Read more about the daai fei in Deadly Game, a sample chapter from the book A Small Band Of Men.

Date picture taken (may be approximate): 
Monday, January 1, 1990

Comments

Hi Les, a quick question. I've always wondered whether the (destroyed) concrete ramp at Lung Ha Wan beach was constructed for the purpose of loading cars into these daai fei boats? Do you know anything about it? I believe the ramp was blown up by the army sometime in the 90s.

Regards

Phil

Hi Phil,

I'm afraid I don't know why that ramp was put there. Or why it was destroyed. I can only add a few points that might help. The majority of activity during the 'daai fei smuggling era' took place out of Tolo Channel, although I do know that some did use loading spots further south, on the Sai Kung peninsula, when Tolo became effectively policed. Generally, the smuggling syndicates preferred the more sheltered waters of the Tolo Channel to the more unpredictable seas further south-east. Daai feis and unstable seas don't go well together. In guaranteed calm conditions their very high speed could be put to maximum effect. Also, ramps leading into the water were not ideal loading points. To actually place a car into a daai fei the syndicates used a crane and winch to lift the car up, swing it around, then lower the car into the stern compartment. This was best done from a raised horizontal position, like a sea wall or jetty. Ramps were not that useful for loading a car. Of course, they used to smuggle other things that were in demand in China at the time, like TV sets and DVD players. They could take about 400 sets in one of those vessels. But then again a jetty with steps was prefered, so that the daai fei could tie-up alongside for loading. Water immediately next to a ramp would usually be too shallow for this. Hope this helps, and sorry I can't help with your specific question on the Lung Ha Wan ramp.

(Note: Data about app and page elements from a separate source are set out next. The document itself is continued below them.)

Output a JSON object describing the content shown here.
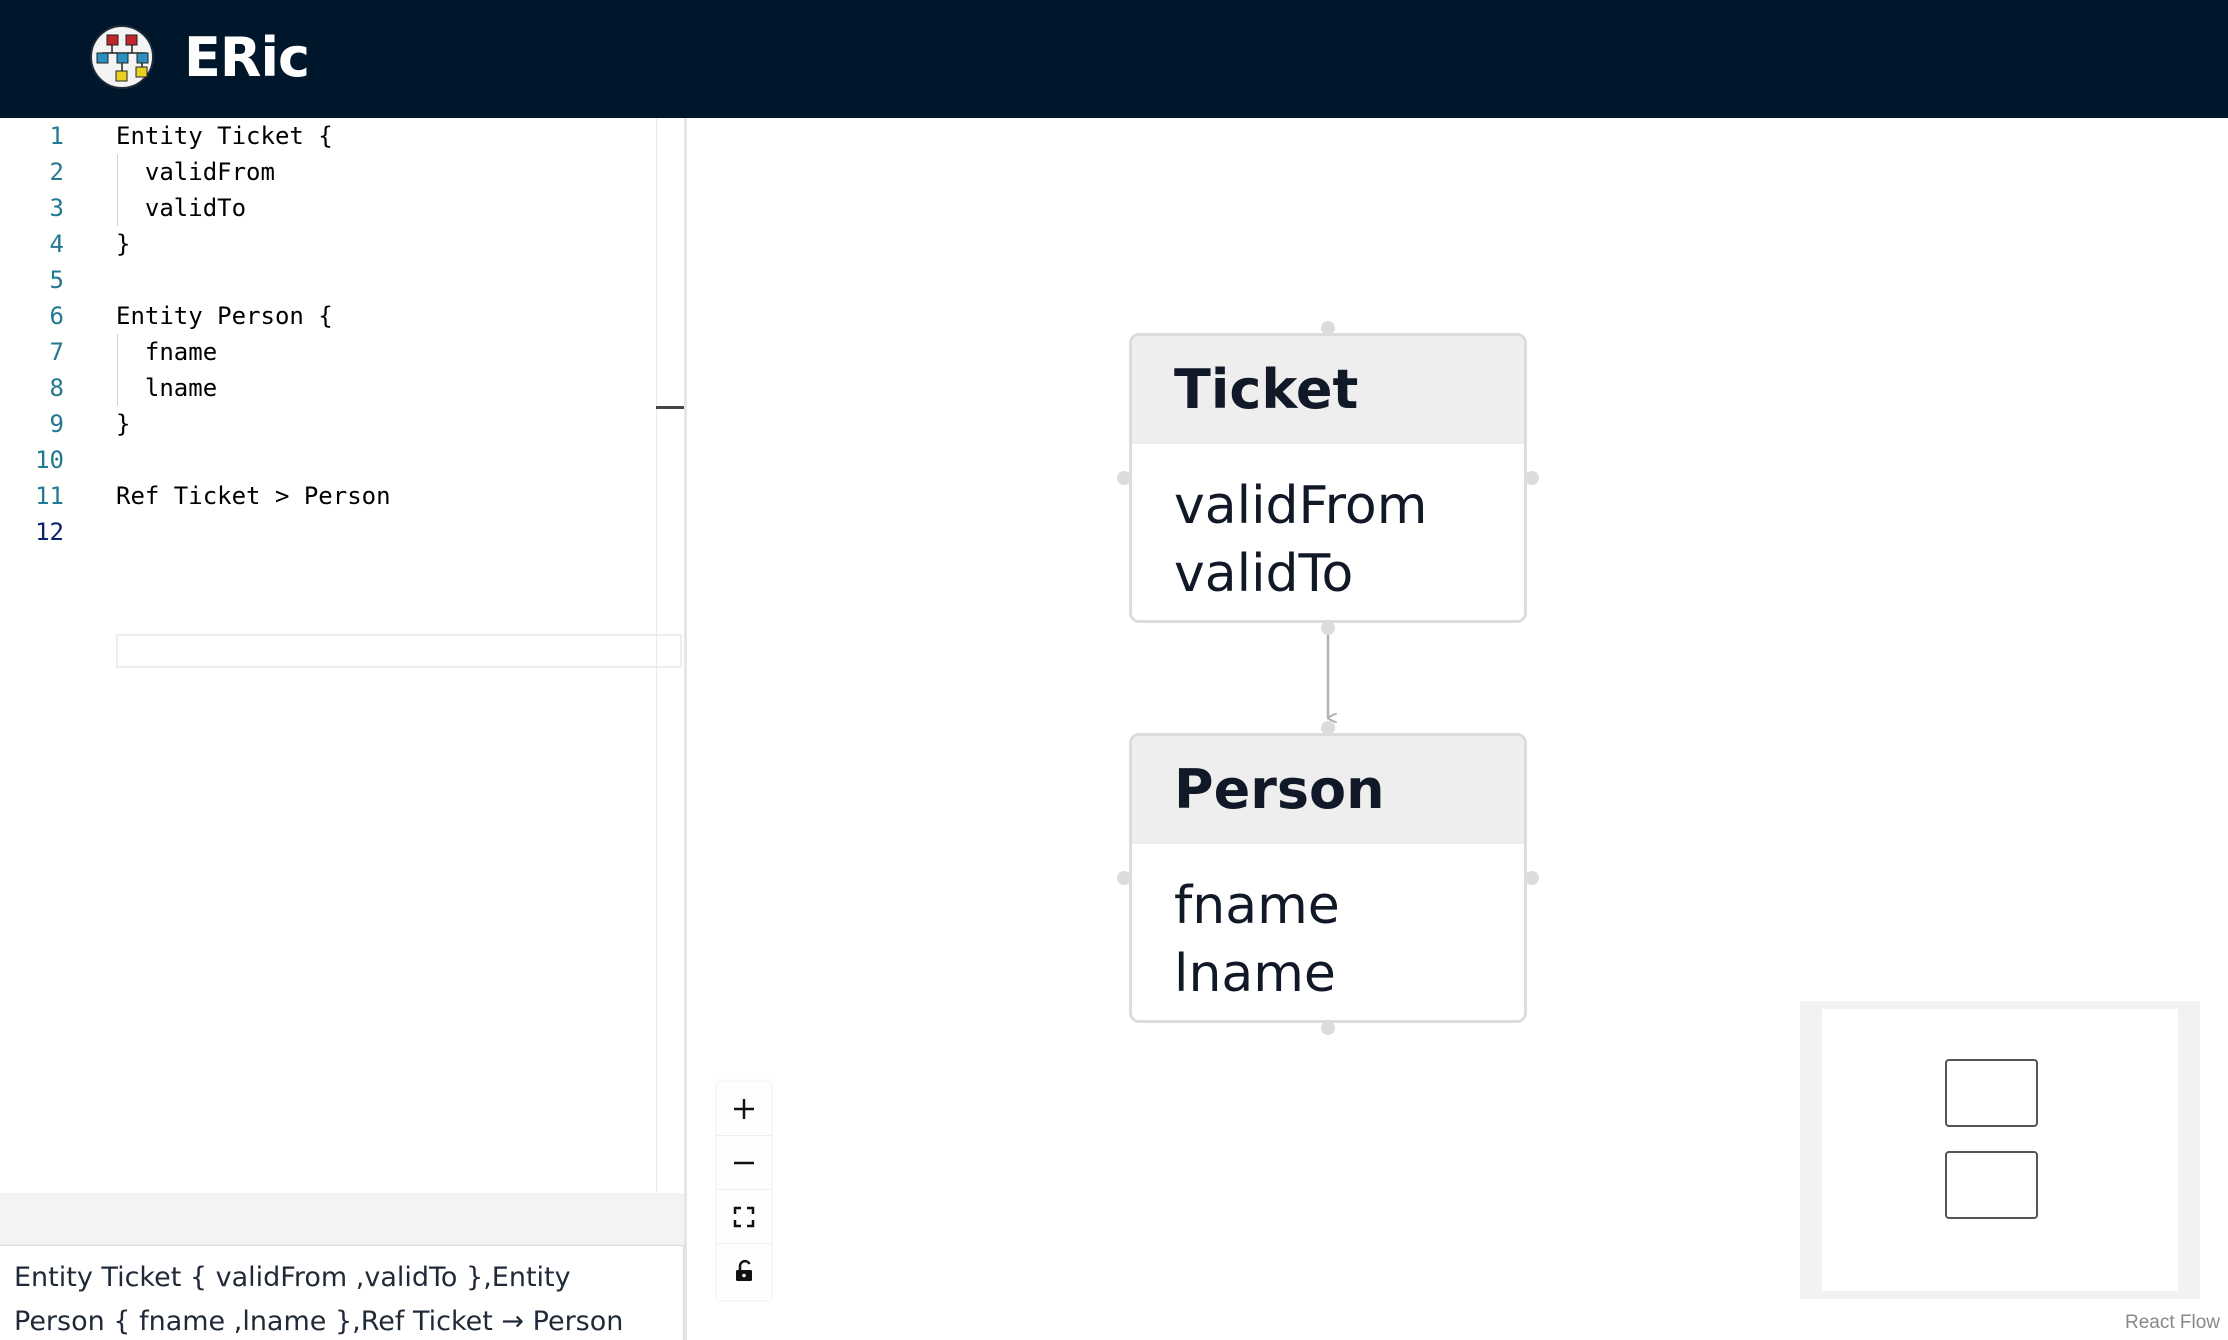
{
  "app": {
    "title": "ERic",
    "logo_icon": "er-diagram-logo-icon"
  },
  "editor": {
    "lines": [
      {
        "number": "1",
        "text": "Entity Ticket {"
      },
      {
        "number": "2",
        "text": "  validFrom"
      },
      {
        "number": "3",
        "text": "  validTo"
      },
      {
        "number": "4",
        "text": "}"
      },
      {
        "number": "5",
        "text": ""
      },
      {
        "number": "6",
        "text": "Entity Person {"
      },
      {
        "number": "7",
        "text": "  fname"
      },
      {
        "number": "8",
        "text": "  lname"
      },
      {
        "number": "9",
        "text": "}"
      },
      {
        "number": "10",
        "text": ""
      },
      {
        "number": "11",
        "text": "Ref Ticket > Person"
      },
      {
        "number": "12",
        "text": ""
      }
    ],
    "active_line": "12"
  },
  "output": {
    "text": "Entity Ticket { validFrom ,validTo  },Entity Person { fname ,lname  },Ref Ticket → Person"
  },
  "diagram": {
    "nodes": [
      {
        "title": "Ticket",
        "fields": [
          "validFrom",
          "validTo"
        ]
      },
      {
        "title": "Person",
        "fields": [
          "fname",
          "lname"
        ]
      }
    ],
    "edges": [
      {
        "from": "Ticket",
        "to": "Person"
      }
    ]
  },
  "controls": {
    "zoom_in_icon": "plus-icon",
    "zoom_out_icon": "minus-icon",
    "fit_view_icon": "fit-view-icon",
    "lock_icon": "unlock-icon"
  },
  "attribution": "React Flow",
  "colors": {
    "header_bg": "#00162b",
    "line_number": "#237893",
    "node_header_bg": "#eeeeee",
    "node_border": "#dcdcdc"
  }
}
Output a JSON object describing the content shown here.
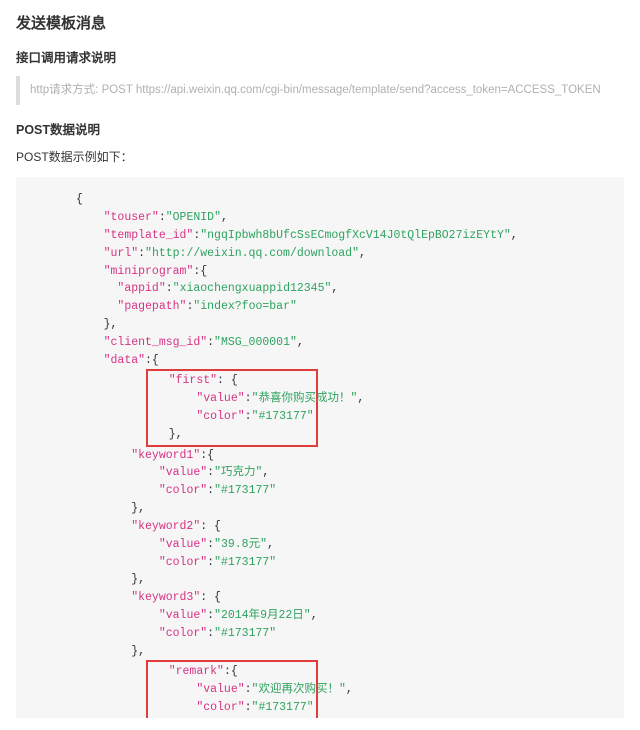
{
  "title": "发送模板消息",
  "section_request_title": "接口调用请求说明",
  "http_line": "http请求方式: POST https://api.weixin.qq.com/cgi-bin/message/template/send?access_token=ACCESS_TOKEN",
  "section_post_title": "POST数据说明",
  "post_example_label": "POST数据示例如下：",
  "json": {
    "touser": "OPENID",
    "template_id": "ngqIpbwh8bUfcSsECmogfXcV14J0tQlEpBO27izEYtY",
    "url": "http://weixin.qq.com/download",
    "miniprogram_key": "miniprogram",
    "appid_key": "appid",
    "appid_val": "xiaochengxuappid12345",
    "pagepath_key": "pagepath",
    "pagepath_val": "index?foo=bar",
    "client_msg_id_key": "client_msg_id",
    "client_msg_id_val": "MSG_000001",
    "data_key": "data",
    "first_key": "first",
    "first_value": "恭喜你购买成功！",
    "first_color": "#173177",
    "keyword1_key": "keyword1",
    "keyword1_value": "巧克力",
    "keyword1_color": "#173177",
    "keyword2_key": "keyword2",
    "keyword2_value": "39.8元",
    "keyword2_color": "#173177",
    "keyword3_key": "keyword3",
    "keyword3_value": "2014年9月22日",
    "keyword3_color": "#173177",
    "remark_key": "remark",
    "remark_value": "欢迎再次购买！",
    "remark_color": "#173177",
    "value_key": "value",
    "color_key": "color"
  }
}
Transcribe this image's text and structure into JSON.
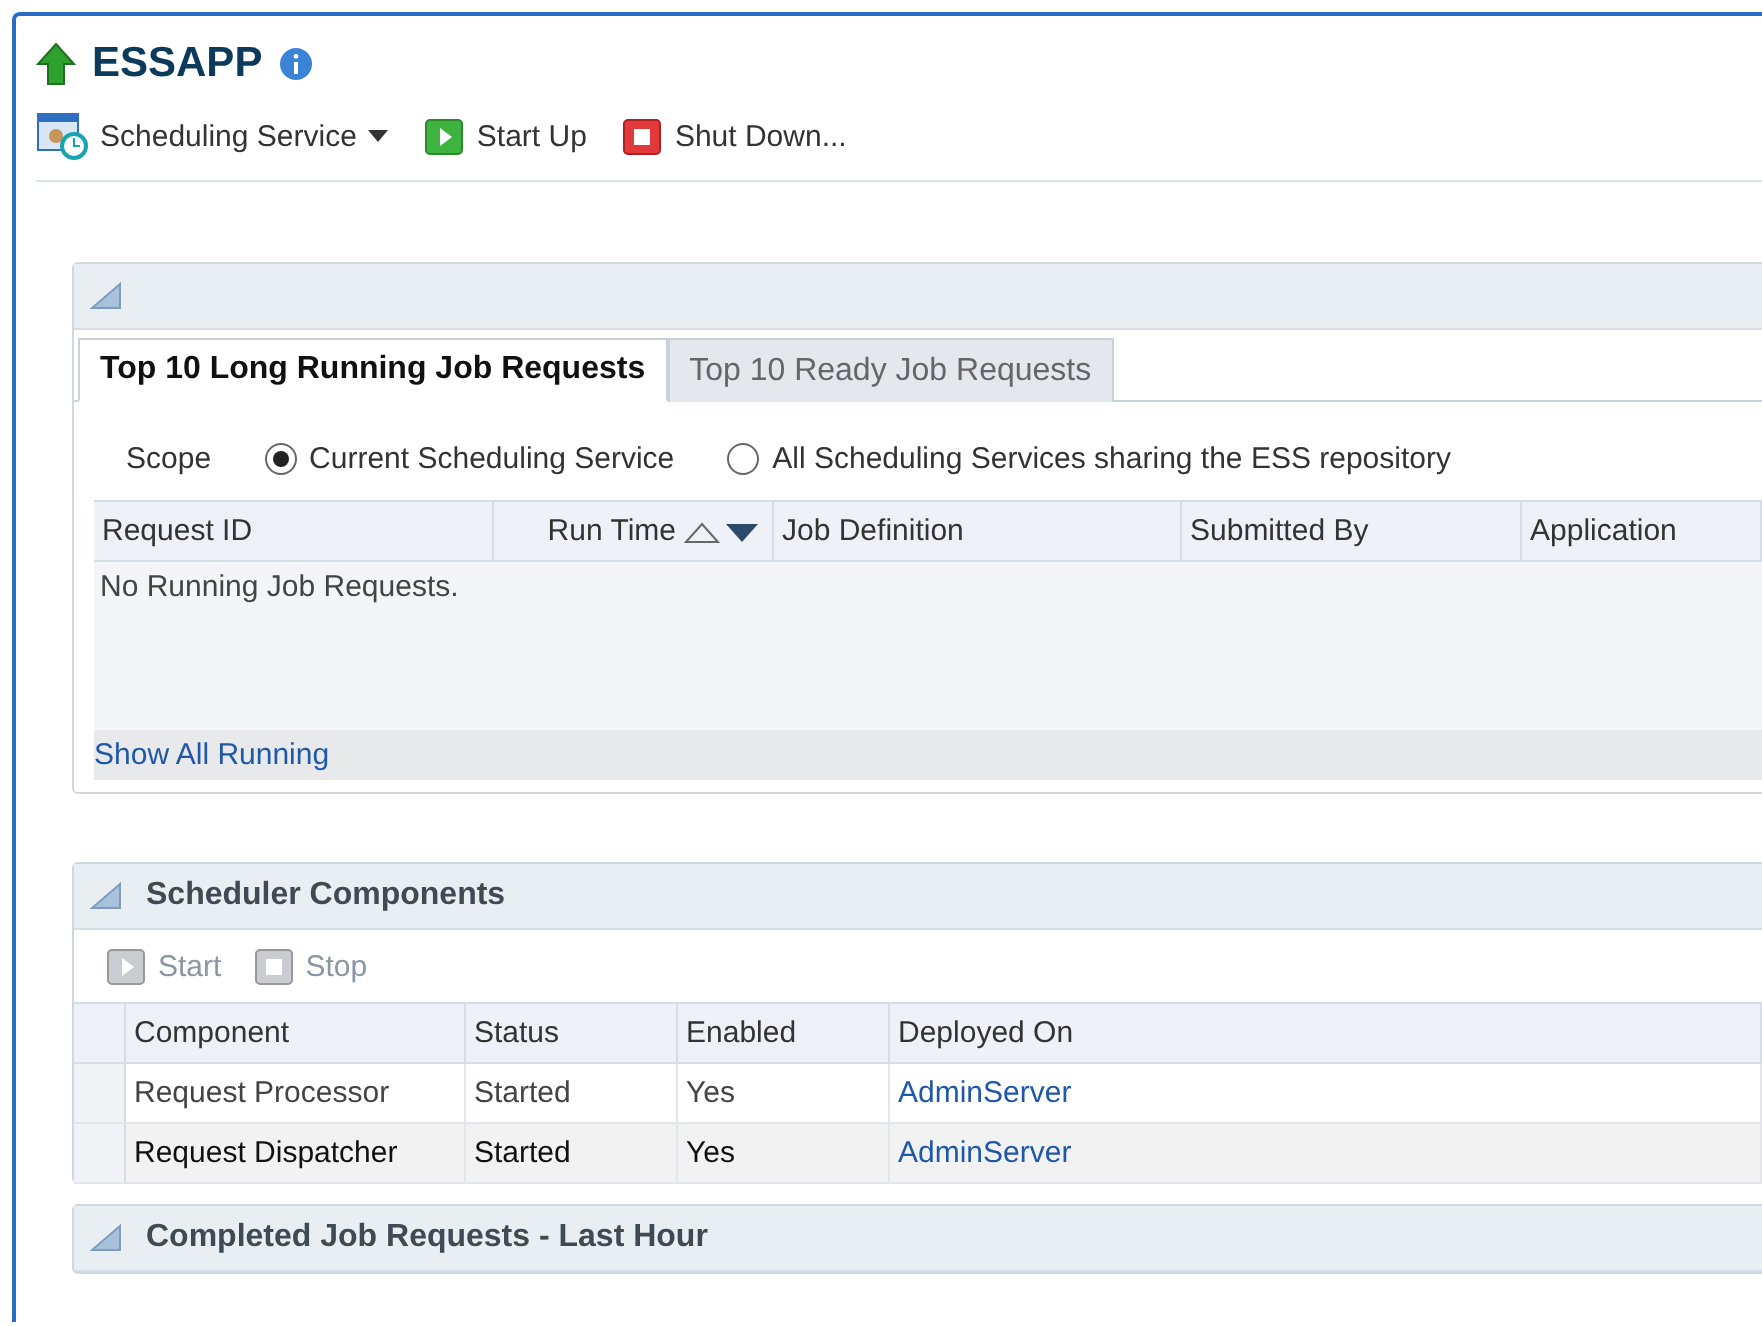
{
  "header": {
    "title": "ESSAPP"
  },
  "toolbar": {
    "menu": "Scheduling Service",
    "actions": [
      {
        "kind": "start",
        "label": "Start Up"
      },
      {
        "kind": "stop",
        "label": "Shut Down..."
      }
    ]
  },
  "running_panel": {
    "tabs": [
      {
        "label": "Top 10 Long Running Job Requests",
        "selected": true
      },
      {
        "label": "Top 10 Ready Job Requests",
        "selected": false
      }
    ],
    "scope": {
      "label": "Scope",
      "options": [
        {
          "label": "Current Scheduling Service",
          "selected": true
        },
        {
          "label": "All Scheduling Services sharing the ESS repository",
          "selected": false
        }
      ]
    },
    "table": {
      "columns": [
        {
          "label": "Request ID",
          "sorted": false
        },
        {
          "label": "Run Time",
          "sorted": true
        },
        {
          "label": "Job Definition",
          "sorted": false
        },
        {
          "label": "Submitted By",
          "sorted": false
        },
        {
          "label": "Application",
          "sorted": false
        }
      ],
      "empty_text": "No Running Job Requests."
    },
    "footer_link": "Show All Running"
  },
  "components_panel": {
    "title": "Scheduler Components",
    "actions": [
      {
        "kind": "start",
        "label": "Start",
        "disabled": true
      },
      {
        "kind": "stop",
        "label": "Stop",
        "disabled": true
      }
    ],
    "columns": [
      "Component",
      "Status",
      "Enabled",
      "Deployed On"
    ],
    "rows": [
      {
        "component": "Request Processor",
        "status": "Started",
        "enabled": "Yes",
        "deployed_on": "AdminServer",
        "selected": false
      },
      {
        "component": "Request Dispatcher",
        "status": "Started",
        "enabled": "Yes",
        "deployed_on": "AdminServer",
        "selected": true
      }
    ]
  },
  "completed_panel": {
    "title": "Completed Job Requests - Last Hour"
  }
}
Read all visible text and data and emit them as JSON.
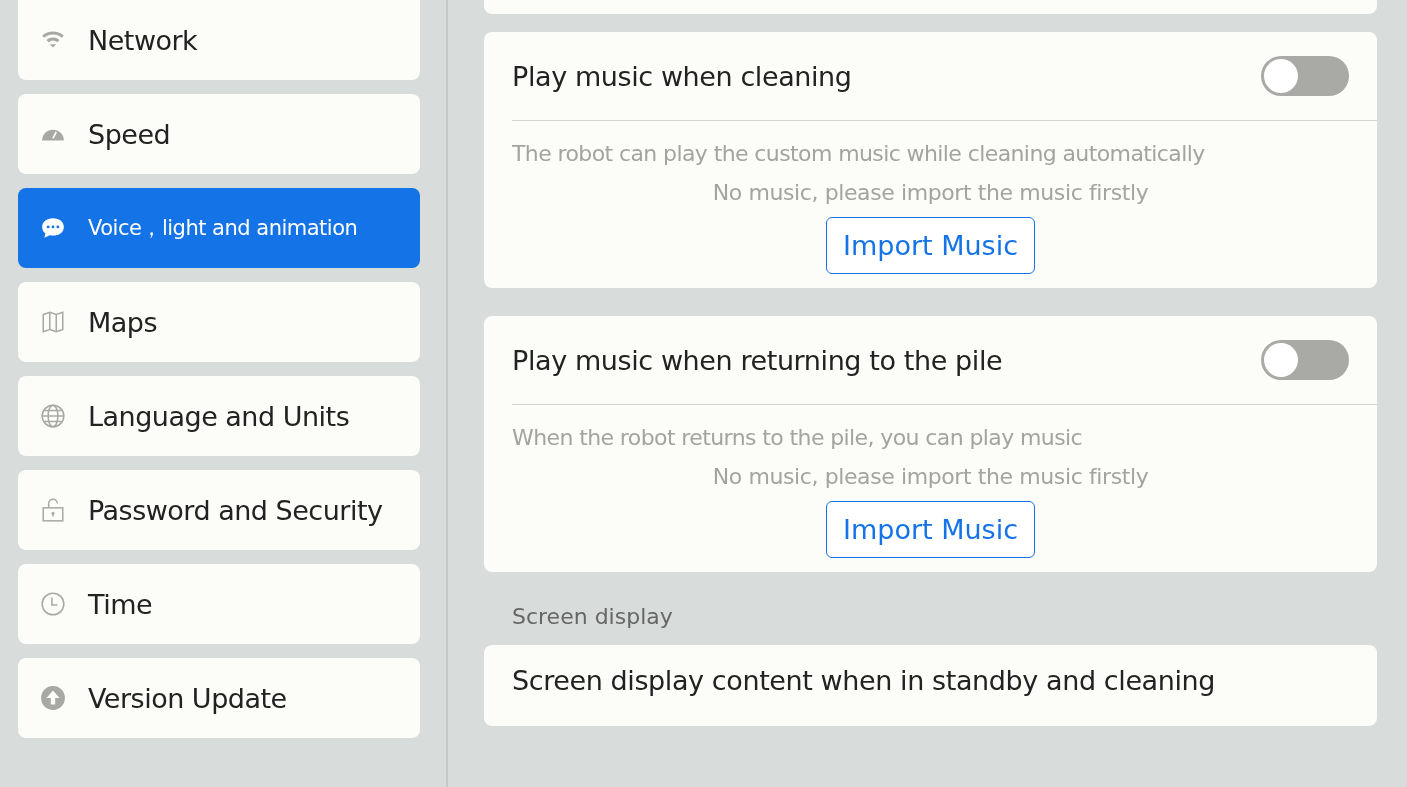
{
  "sidebar": {
    "items": [
      {
        "label": "Network",
        "selected": false
      },
      {
        "label": "Speed",
        "selected": false
      },
      {
        "label": "Voice，light and animation",
        "selected": true
      },
      {
        "label": "Maps",
        "selected": false
      },
      {
        "label": "Language and Units",
        "selected": false
      },
      {
        "label": "Password and Security",
        "selected": false
      },
      {
        "label": "Time",
        "selected": false
      },
      {
        "label": "Version Update",
        "selected": false
      }
    ]
  },
  "cards": [
    {
      "title": "Play music when cleaning",
      "on": false,
      "description": "The robot can play the custom music while cleaning automatically",
      "status": "No music, please import the music firstly",
      "button": "Import Music"
    },
    {
      "title": "Play music when returning to the pile",
      "on": false,
      "description": "When the robot returns to the pile, you can play music",
      "status": "No music, please import the music firstly",
      "button": "Import Music"
    }
  ],
  "section": {
    "heading": "Screen display",
    "card_title": "Screen display content when in standby and cleaning"
  }
}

Thanks for the explanation, Les. Very interesting. Looking forward to grabbing myself a copy of the book in the next few weeks.

Phil